---- Information shown

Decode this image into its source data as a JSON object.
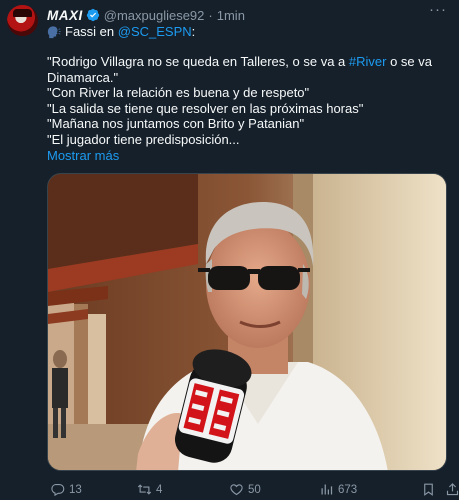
{
  "author": {
    "display_name": "MAXI",
    "handle": "@maxpugliese92",
    "separator": "·",
    "time": "1min"
  },
  "intro": {
    "speaker_icon": "speaking-head-icon",
    "prefix": "Fassi en",
    "mention": "@SC_ESPN",
    "suffix": ":"
  },
  "body": {
    "p1_a": "\"Rodrigo Villagra no se queda en Talleres, o se va a ",
    "p1_link": "#River",
    "p1_b": " o se va Dinamarca.\"",
    "p2": "\"Con River la relación es buena y de respeto\"",
    "p3": "\"La salida se tiene que resolver en las próximas horas\"",
    "p4": "\"Mañana nos juntamos con Brito y Patanian\"",
    "p5": "\"El jugador tiene predisposición..."
  },
  "show_more": "Mostrar más",
  "media": {
    "microphone_brand": "ESPN",
    "icon": "video-still-image"
  },
  "actions": {
    "replies": "13",
    "retweets": "4",
    "likes": "50",
    "views": "673"
  },
  "colors": {
    "background": "#15202b",
    "text": "#f7f9f9",
    "muted": "#8b98a5",
    "link": "#1d9bf0",
    "espn_red": "#d2141a"
  }
}
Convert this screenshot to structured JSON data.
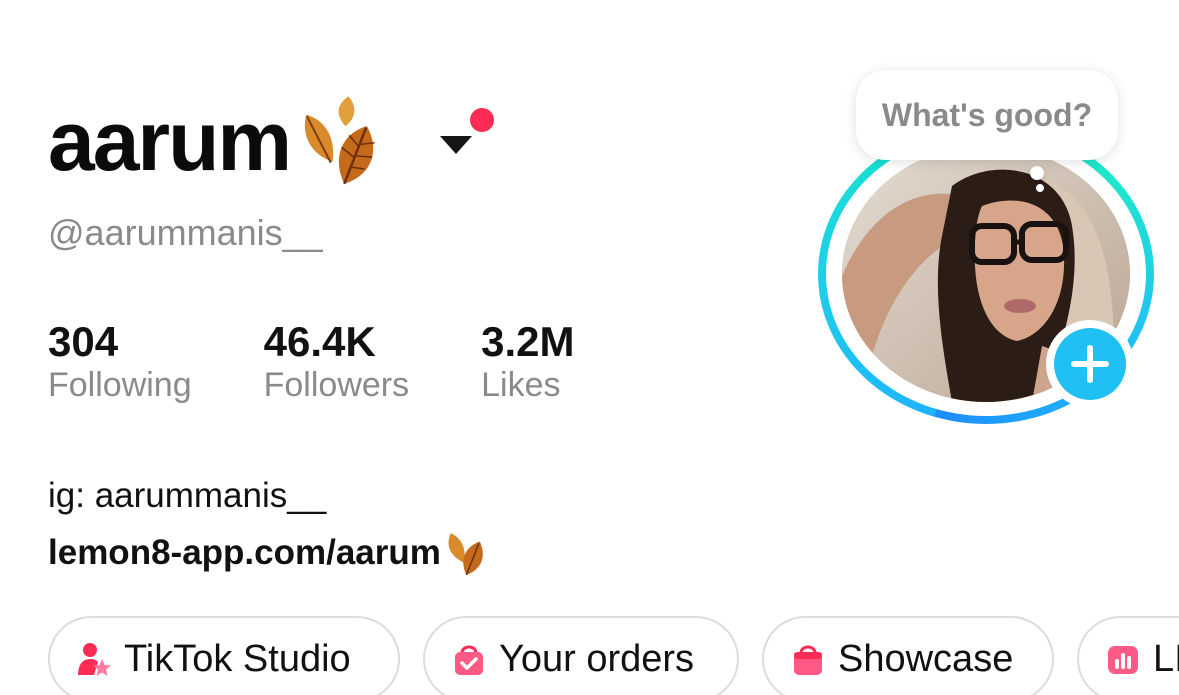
{
  "profile": {
    "display_name": "aarum",
    "handle": "@aarummanis__",
    "bio_line": "ig: aarummanis__",
    "bio_link": "lemon8-app.com/aarum"
  },
  "stats": [
    {
      "value": "304",
      "label": "Following"
    },
    {
      "value": "46.4K",
      "label": "Followers"
    },
    {
      "value": "3.2M",
      "label": "Likes"
    }
  ],
  "bubble": {
    "text": "What's good?"
  },
  "pills": [
    {
      "label": "TikTok Studio",
      "icon": "tiktok-studio-icon"
    },
    {
      "label": "Your orders",
      "icon": "shopping-bag-check-icon"
    },
    {
      "label": "Showcase",
      "icon": "shopping-bag-icon"
    },
    {
      "label": "LI",
      "icon": "analytics-icon"
    }
  ],
  "colors": {
    "notification_dot": "#fe2c55",
    "add_button": "#20c0f4",
    "pill_icon_pink": "#fe2c55",
    "ring_start": "#1d8cff",
    "ring_end": "#13e8c5"
  }
}
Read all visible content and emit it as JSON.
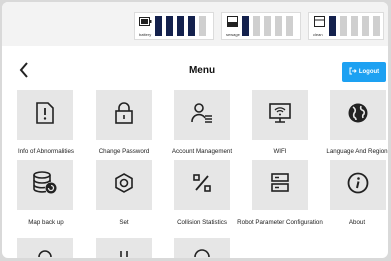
{
  "status": {
    "battery_label": "battery",
    "sewage_label": "sewage",
    "clean_label": "clean",
    "battery_level_bars": 4,
    "sewage_level_bars": 1,
    "clean_level_bars": 1
  },
  "header": {
    "title": "Menu",
    "logout_label": "Logout"
  },
  "menu": {
    "items": [
      {
        "label": "Info of Abnormalities",
        "icon": "alert-document-icon"
      },
      {
        "label": "Change Password",
        "icon": "lock-icon"
      },
      {
        "label": "Account Management",
        "icon": "user-list-icon"
      },
      {
        "label": "WIFI",
        "icon": "wifi-monitor-icon"
      },
      {
        "label": "Language And Region",
        "icon": "globe-icon"
      },
      {
        "label": "Map back up",
        "icon": "database-backup-icon"
      },
      {
        "label": "Set",
        "icon": "settings-hex-icon"
      },
      {
        "label": "Collision Statistics",
        "icon": "percent-icon"
      },
      {
        "label": "Robot Parameter Configuration",
        "icon": "server-icon"
      },
      {
        "label": "About",
        "icon": "info-icon"
      }
    ]
  },
  "colors": {
    "accent": "#1da1f2",
    "bar_on": "#14214d",
    "bar_off": "#cfcfcf",
    "tile": "#e6e6e6"
  }
}
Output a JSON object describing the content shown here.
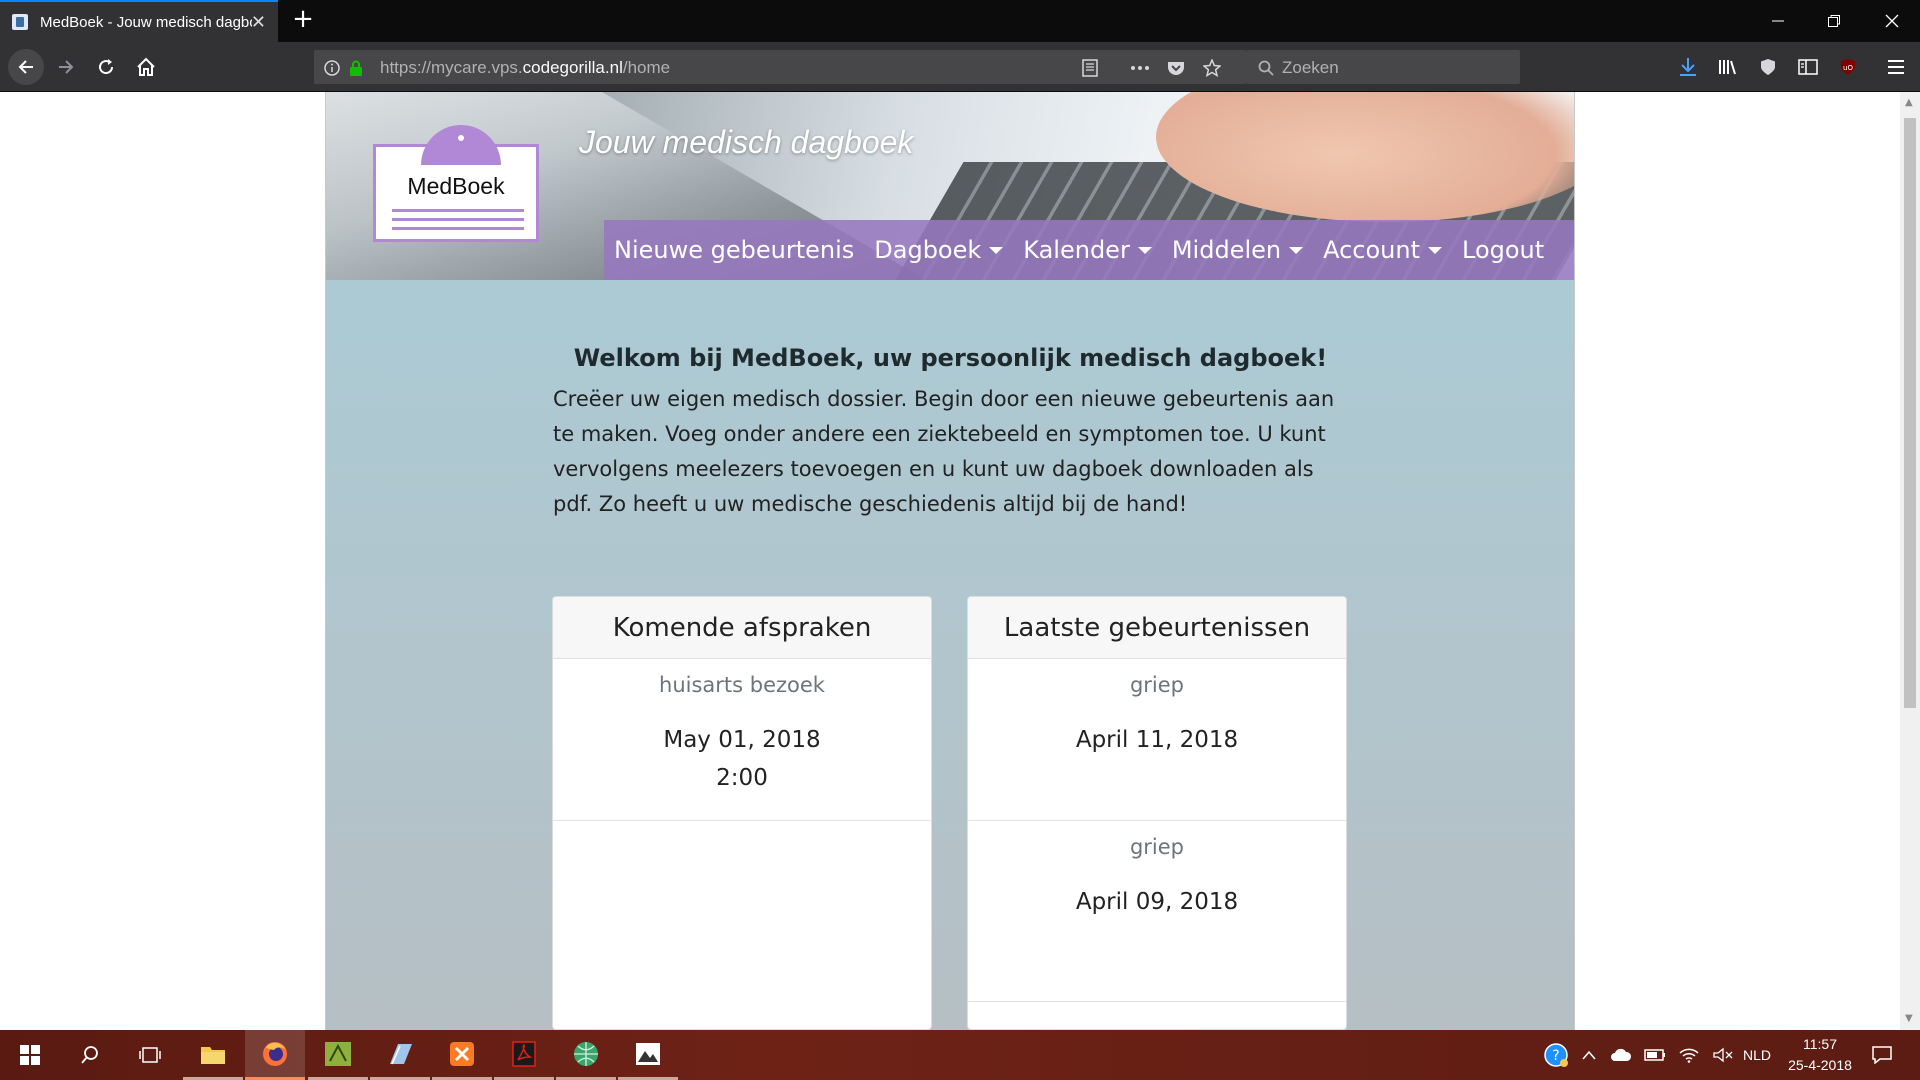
{
  "browser": {
    "tab_title": "MedBoek - Jouw medisch dagboek",
    "url_prefix": "https://mycare.vps.",
    "url_domain": "codegorilla.nl",
    "url_path": "/home",
    "search_placeholder": "Zoeken"
  },
  "site": {
    "logo_text": "MedBoek",
    "tagline": "Jouw medisch dagboek",
    "menu": [
      {
        "label": "Nieuwe gebeurtenis",
        "dropdown": false
      },
      {
        "label": "Dagboek",
        "dropdown": true
      },
      {
        "label": "Kalender",
        "dropdown": true
      },
      {
        "label": "Middelen",
        "dropdown": true
      },
      {
        "label": "Account",
        "dropdown": true
      },
      {
        "label": "Logout",
        "dropdown": false
      }
    ],
    "welcome_title": "Welkom bij MedBoek, uw persoonlijk medisch dagboek!",
    "intro_text": "Creëer uw eigen medisch dossier. Begin door een nieuwe gebeurtenis aan te maken. Voeg onder andere een ziektebeeld en symptomen toe. U kunt vervolgens meelezers toevoegen en u kunt uw dagboek downloaden als pdf. Zo heeft u uw medische geschiedenis altijd bij de hand!",
    "appointments": {
      "title": "Komende afspraken",
      "items": [
        {
          "title": "huisarts bezoek",
          "date": "May 01, 2018",
          "time": "2:00"
        }
      ]
    },
    "events": {
      "title": "Laatste gebeurtenissen",
      "items": [
        {
          "title": "griep",
          "date": "April 11, 2018"
        },
        {
          "title": "griep",
          "date": "April 09, 2018"
        }
      ]
    }
  },
  "taskbar": {
    "language": "NLD",
    "time": "11:57",
    "date": "25-4-2018"
  },
  "colors": {
    "accent": "#b188d6",
    "menu_bg": "#9678be",
    "firefox_blue": "#0a84ff"
  }
}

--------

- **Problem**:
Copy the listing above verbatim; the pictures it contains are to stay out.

- **Response to this exercise**:
Decode this image into its source data as a JSON object.
{
  "author": {
    "display_name": "MAXI",
    "handle": "@maxpugliese92",
    "separator": "·",
    "time": "1min"
  },
  "intro": {
    "speaker_icon": "speaking-head-icon",
    "prefix": "Fassi en",
    "mention": "@SC_ESPN",
    "suffix": ":"
  },
  "body": {
    "p1_a": "\"Rodrigo Villagra no se queda en Talleres, o se va a ",
    "p1_link": "#River",
    "p1_b": " o se va Dinamarca.\"",
    "p2": "\"Con River la relación es buena y de respeto\"",
    "p3": "\"La salida se tiene que resolver en las próximas horas\"",
    "p4": "\"Mañana nos juntamos con Brito y Patanian\"",
    "p5": "\"El jugador tiene predisposición..."
  },
  "show_more": "Mostrar más",
  "media": {
    "microphone_brand": "ESPN",
    "icon": "video-still-image"
  },
  "actions": {
    "replies": "13",
    "retweets": "4",
    "likes": "50",
    "views": "673"
  },
  "colors": {
    "background": "#15202b",
    "text": "#f7f9f9",
    "muted": "#8b98a5",
    "link": "#1d9bf0",
    "espn_red": "#d2141a"
  }
}
Convert this screenshot to structured JSON data.
{
  "profile": {
    "display_name": "aarum",
    "handle": "@aarummanis__",
    "bio_line": "ig: aarummanis__",
    "bio_link": "lemon8-app.com/aarum"
  },
  "stats": [
    {
      "value": "304",
      "label": "Following"
    },
    {
      "value": "46.4K",
      "label": "Followers"
    },
    {
      "value": "3.2M",
      "label": "Likes"
    }
  ],
  "bubble": {
    "text": "What's good?"
  },
  "pills": [
    {
      "label": "TikTok Studio",
      "icon": "tiktok-studio-icon"
    },
    {
      "label": "Your orders",
      "icon": "shopping-bag-check-icon"
    },
    {
      "label": "Showcase",
      "icon": "shopping-bag-icon"
    },
    {
      "label": "LI",
      "icon": "analytics-icon"
    }
  ],
  "colors": {
    "notification_dot": "#fe2c55",
    "add_button": "#20c0f4",
    "pill_icon_pink": "#fe2c55",
    "ring_start": "#1d8cff",
    "ring_end": "#13e8c5"
  }
}
Read all visible content and emit it as JSON.
{
  "status": {
    "battery_label": "battery",
    "sewage_label": "sewage",
    "clean_label": "clean",
    "battery_level_bars": 4,
    "sewage_level_bars": 1,
    "clean_level_bars": 1
  },
  "header": {
    "title": "Menu",
    "logout_label": "Logout"
  },
  "menu": {
    "items": [
      {
        "label": "Info of Abnormalities",
        "icon": "alert-document-icon"
      },
      {
        "label": "Change Password",
        "icon": "lock-icon"
      },
      {
        "label": "Account Management",
        "icon": "user-list-icon"
      },
      {
        "label": "WIFI",
        "icon": "wifi-monitor-icon"
      },
      {
        "label": "Language And Region",
        "icon": "globe-icon"
      },
      {
        "label": "Map back up",
        "icon": "database-backup-icon"
      },
      {
        "label": "Set",
        "icon": "settings-hex-icon"
      },
      {
        "label": "Collision Statistics",
        "icon": "percent-icon"
      },
      {
        "label": "Robot Parameter Configuration",
        "icon": "server-icon"
      },
      {
        "label": "About",
        "icon": "info-icon"
      }
    ]
  },
  "colors": {
    "accent": "#1da1f2",
    "bar_on": "#14214d",
    "bar_off": "#cfcfcf",
    "tile": "#e6e6e6"
  }
}
Output a JSON object describing the content shown here.
{
  "browser": {
    "tab_title": "MedBoek - Jouw medisch dagboek",
    "url_prefix": "https://mycare.vps.",
    "url_domain": "codegorilla.nl",
    "url_path": "/home",
    "search_placeholder": "Zoeken"
  },
  "site": {
    "logo_text": "MedBoek",
    "tagline": "Jouw medisch dagboek",
    "menu": [
      {
        "label": "Nieuwe gebeurtenis",
        "dropdown": false
      },
      {
        "label": "Dagboek",
        "dropdown": true
      },
      {
        "label": "Kalender",
        "dropdown": true
      },
      {
        "label": "Middelen",
        "dropdown": true
      },
      {
        "label": "Account",
        "dropdown": true
      },
      {
        "label": "Logout",
        "dropdown": false
      }
    ],
    "welcome_title": "Welkom bij MedBoek, uw persoonlijk medisch dagboek!",
    "intro_text": "Creëer uw eigen medisch dossier. Begin door een nieuwe gebeurtenis aan te maken. Voeg onder andere een ziektebeeld en symptomen toe. U kunt vervolgens meelezers toevoegen en u kunt uw dagboek downloaden als pdf. Zo heeft u uw medische geschiedenis altijd bij de hand!",
    "appointments": {
      "title": "Komende afspraken",
      "items": [
        {
          "title": "huisarts bezoek",
          "date": "May 01, 2018",
          "time": "2:00"
        }
      ]
    },
    "events": {
      "title": "Laatste gebeurtenissen",
      "items": [
        {
          "title": "griep",
          "date": "April 11, 2018"
        },
        {
          "title": "griep",
          "date": "April 09, 2018"
        }
      ]
    }
  },
  "taskbar": {
    "language": "NLD",
    "time": "11:57",
    "date": "25-4-2018"
  },
  "colors": {
    "accent": "#b188d6",
    "menu_bg": "#9678be",
    "firefox_blue": "#0a84ff"
  }
}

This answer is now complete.